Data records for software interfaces
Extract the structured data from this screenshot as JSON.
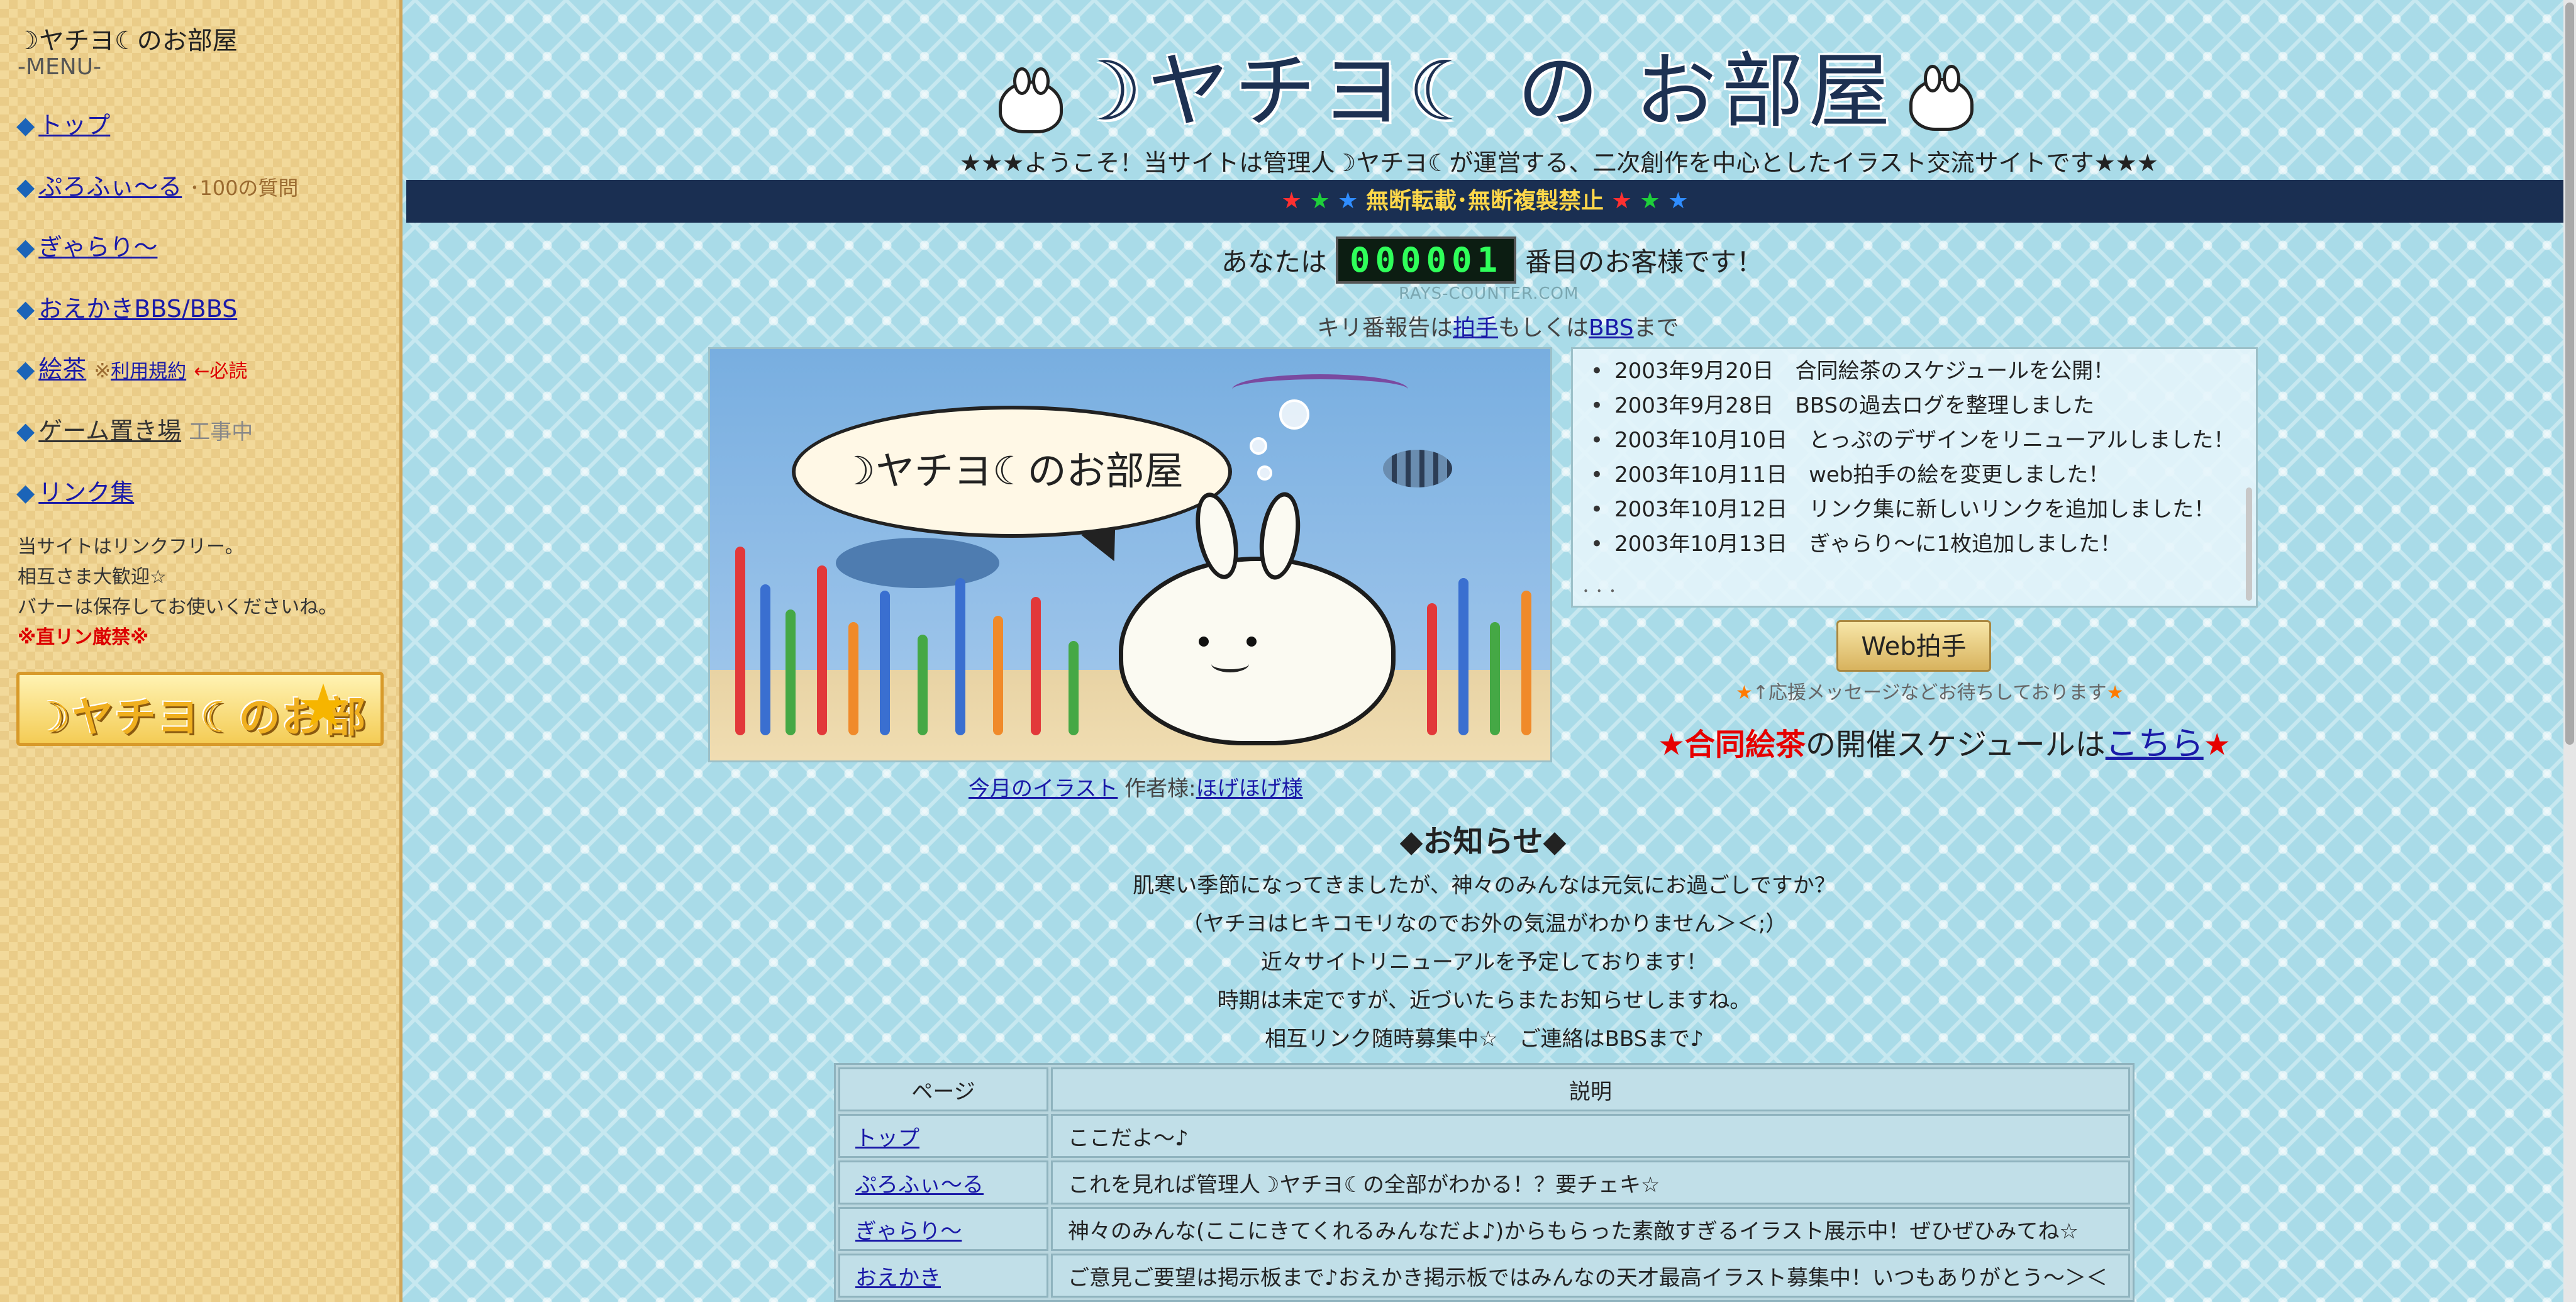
{
  "sidebar": {
    "title": "☽ヤチヨ☾のお部屋",
    "menu_label": "-MENU-",
    "items": {
      "top": "トップ",
      "profile": "ぷろふぃ～る",
      "profile_sub": "･100の質問",
      "gallery": "ぎゃらり～",
      "oekaki": "おえかきBBS/BBS",
      "echa": "絵茶",
      "echa_note": "※",
      "echa_rules": "利用規約",
      "echa_required": "←必読",
      "game": "ゲーム置き場",
      "game_status": "工事中",
      "links": "リンク集"
    },
    "notes": [
      "当サイトはリンクフリー。",
      "相互さま大歓迎☆",
      "バナーは保存してお使いくださいね。"
    ],
    "warning": "※直リン厳禁※",
    "banner_text": "☽ヤチヨ☾のお部屋"
  },
  "header": {
    "title": "☽ヤチヨ☾ の お部屋",
    "welcome": "★★★ようこそ！当サイトは管理人☽ヤチヨ☾が運営する、二次創作を中心としたイラスト交流サイトです★★★",
    "notice": "無断転載･無断複製禁止",
    "notice_stars": "★ ★ ★"
  },
  "counter": {
    "prefix": "あなたは",
    "value": "000001",
    "suffix": "番目のお客様です！",
    "credit": "RAYS-COUNTER.COM",
    "kiri_prefix": "キリ番報告は",
    "kiri_link1": "拍手",
    "kiri_mid": "もしくは",
    "kiri_link2": "BBS",
    "kiri_suffix": "まで"
  },
  "illustration": {
    "bubble_text": "☽ヤチヨ☾のお部屋",
    "caption_link": "今月のイラスト",
    "caption_author_label": "作者様:",
    "caption_author": "ほげほげ様"
  },
  "news": {
    "items": [
      "2003年9月20日　合同絵茶のスケジュールを公開！",
      "2003年9月28日　BBSの過去ログを整理しました",
      "2003年10月10日　とっぷのデザインをリニューアルしました！",
      "2003年10月11日　web拍手の絵を変更しました！",
      "2003年10月12日　リンク集に新しいリンクを追加しました！",
      "2003年10月13日　ぎゃらり～に1枚追加しました！"
    ],
    "more": "･ ･ ･"
  },
  "clap": {
    "button": "Web拍手",
    "note": "↑応援メッセージなどお待ちしております",
    "schedule_prefix": "合同絵茶",
    "schedule_mid": "の開催スケジュールは",
    "schedule_link": "こちら"
  },
  "oshirase": {
    "title": "◆お知らせ◆",
    "lines": [
      "肌寒い季節になってきましたが、神々のみんなは元気にお過ごしですか？",
      "（ヤチヨはヒキコモリなのでお外の気温がわかりません＞＜;）",
      "近々サイトリニューアルを予定しております！",
      "時期は未定ですが、近づいたらまたお知らせしますね。",
      "相互リンク随時募集中☆　ご連絡はBBSまで♪"
    ]
  },
  "table": {
    "headers": [
      "ページ",
      "説明"
    ],
    "rows": [
      {
        "page": "トップ",
        "desc": "ここだよ～♪"
      },
      {
        "page": "ぷろふぃ～る",
        "desc": "これを見れば管理人☽ヤチヨ☾の全部がわかる！？要チェキ☆"
      },
      {
        "page": "ぎゃらり～",
        "desc": "神々のみんな(ここにきてくれるみんなだよ♪)からもらった素敵すぎるイラスト展示中！ぜひぜひみてね☆"
      },
      {
        "page": "おえかき",
        "desc": "ご意見ご要望は掲示板まで♪おえかき掲示板ではみんなの天才最高イラスト募集中！いつもありがとう～＞＜"
      }
    ]
  },
  "colors": {
    "main_bg": "#a9dbe8",
    "sidebar_bg": "#f2d99a",
    "notice_bar": "#1a2f52",
    "link": "#1a1aa8",
    "warning": "#dd0000"
  }
}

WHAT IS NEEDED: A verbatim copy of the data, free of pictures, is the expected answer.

TASK RESPONSE:
Extract the structured data from this screenshot as JSON.
{
  "sidebar": {
    "title": "☽ヤチヨ☾のお部屋",
    "menu_label": "-MENU-",
    "items": {
      "top": "トップ",
      "profile": "ぷろふぃ～る",
      "profile_sub": "･100の質問",
      "gallery": "ぎゃらり～",
      "oekaki": "おえかきBBS/BBS",
      "echa": "絵茶",
      "echa_note": "※",
      "echa_rules": "利用規約",
      "echa_required": "←必読",
      "game": "ゲーム置き場",
      "game_status": "工事中",
      "links": "リンク集"
    },
    "notes": [
      "当サイトはリンクフリー。",
      "相互さま大歓迎☆",
      "バナーは保存してお使いくださいね。"
    ],
    "warning": "※直リン厳禁※",
    "banner_text": "☽ヤチヨ☾のお部屋"
  },
  "header": {
    "title": "☽ヤチヨ☾ の お部屋",
    "welcome": "★★★ようこそ！当サイトは管理人☽ヤチヨ☾が運営する、二次創作を中心としたイラスト交流サイトです★★★",
    "notice": "無断転載･無断複製禁止",
    "notice_stars": "★ ★ ★"
  },
  "counter": {
    "prefix": "あなたは",
    "value": "000001",
    "suffix": "番目のお客様です！",
    "credit": "RAYS-COUNTER.COM",
    "kiri_prefix": "キリ番報告は",
    "kiri_link1": "拍手",
    "kiri_mid": "もしくは",
    "kiri_link2": "BBS",
    "kiri_suffix": "まで"
  },
  "illustration": {
    "bubble_text": "☽ヤチヨ☾のお部屋",
    "caption_link": "今月のイラスト",
    "caption_author_label": "作者様:",
    "caption_author": "ほげほげ様"
  },
  "news": {
    "items": [
      "2003年9月20日　合同絵茶のスケジュールを公開！",
      "2003年9月28日　BBSの過去ログを整理しました",
      "2003年10月10日　とっぷのデザインをリニューアルしました！",
      "2003年10月11日　web拍手の絵を変更しました！",
      "2003年10月12日　リンク集に新しいリンクを追加しました！",
      "2003年10月13日　ぎゃらり～に1枚追加しました！"
    ],
    "more": "･ ･ ･"
  },
  "clap": {
    "button": "Web拍手",
    "note": "↑応援メッセージなどお待ちしております",
    "schedule_prefix": "合同絵茶",
    "schedule_mid": "の開催スケジュールは",
    "schedule_link": "こちら"
  },
  "oshirase": {
    "title": "◆お知らせ◆",
    "lines": [
      "肌寒い季節になってきましたが、神々のみんなは元気にお過ごしですか？",
      "（ヤチヨはヒキコモリなのでお外の気温がわかりません＞＜;）",
      "近々サイトリニューアルを予定しております！",
      "時期は未定ですが、近づいたらまたお知らせしますね。",
      "相互リンク随時募集中☆　ご連絡はBBSまで♪"
    ]
  },
  "table": {
    "headers": [
      "ページ",
      "説明"
    ],
    "rows": [
      {
        "page": "トップ",
        "desc": "ここだよ～♪"
      },
      {
        "page": "ぷろふぃ～る",
        "desc": "これを見れば管理人☽ヤチヨ☾の全部がわかる！？要チェキ☆"
      },
      {
        "page": "ぎゃらり～",
        "desc": "神々のみんな(ここにきてくれるみんなだよ♪)からもらった素敵すぎるイラスト展示中！ぜひぜひみてね☆"
      },
      {
        "page": "おえかき",
        "desc": "ご意見ご要望は掲示板まで♪おえかき掲示板ではみんなの天才最高イラスト募集中！いつもありがとう～＞＜"
      }
    ]
  },
  "colors": {
    "main_bg": "#a9dbe8",
    "sidebar_bg": "#f2d99a",
    "notice_bar": "#1a2f52",
    "link": "#1a1aa8",
    "warning": "#dd0000"
  }
}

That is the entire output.